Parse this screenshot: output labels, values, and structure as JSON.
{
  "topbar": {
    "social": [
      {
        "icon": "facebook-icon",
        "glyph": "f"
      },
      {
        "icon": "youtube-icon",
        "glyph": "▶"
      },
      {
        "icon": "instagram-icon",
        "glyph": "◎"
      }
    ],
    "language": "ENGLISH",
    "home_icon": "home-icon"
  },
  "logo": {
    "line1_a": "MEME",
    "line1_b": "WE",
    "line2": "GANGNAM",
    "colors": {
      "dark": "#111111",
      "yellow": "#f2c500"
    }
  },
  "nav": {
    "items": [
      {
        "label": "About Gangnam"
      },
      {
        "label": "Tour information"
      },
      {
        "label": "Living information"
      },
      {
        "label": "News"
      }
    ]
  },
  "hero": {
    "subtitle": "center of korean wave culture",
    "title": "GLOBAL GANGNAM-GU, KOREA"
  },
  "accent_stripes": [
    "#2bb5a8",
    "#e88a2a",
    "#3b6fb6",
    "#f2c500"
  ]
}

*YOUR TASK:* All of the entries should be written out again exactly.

*ANSWER TO THE PROBLEM:*
Parse this screenshot: output labels, values, and structure as JSON.
{
  "topbar": {
    "social": [
      {
        "icon": "facebook-icon",
        "glyph": "f"
      },
      {
        "icon": "youtube-icon",
        "glyph": "▶"
      },
      {
        "icon": "instagram-icon",
        "glyph": "◎"
      }
    ],
    "language": "ENGLISH",
    "home_icon": "home-icon"
  },
  "logo": {
    "line1_a": "MEME",
    "line1_b": "WE",
    "line2": "GANGNAM",
    "colors": {
      "dark": "#111111",
      "yellow": "#f2c500"
    }
  },
  "nav": {
    "items": [
      {
        "label": "About Gangnam"
      },
      {
        "label": "Tour information"
      },
      {
        "label": "Living information"
      },
      {
        "label": "News"
      }
    ]
  },
  "hero": {
    "subtitle": "center of korean wave culture",
    "title": "GLOBAL GANGNAM-GU, KOREA"
  },
  "accent_stripes": [
    "#2bb5a8",
    "#e88a2a",
    "#3b6fb6",
    "#f2c500"
  ]
}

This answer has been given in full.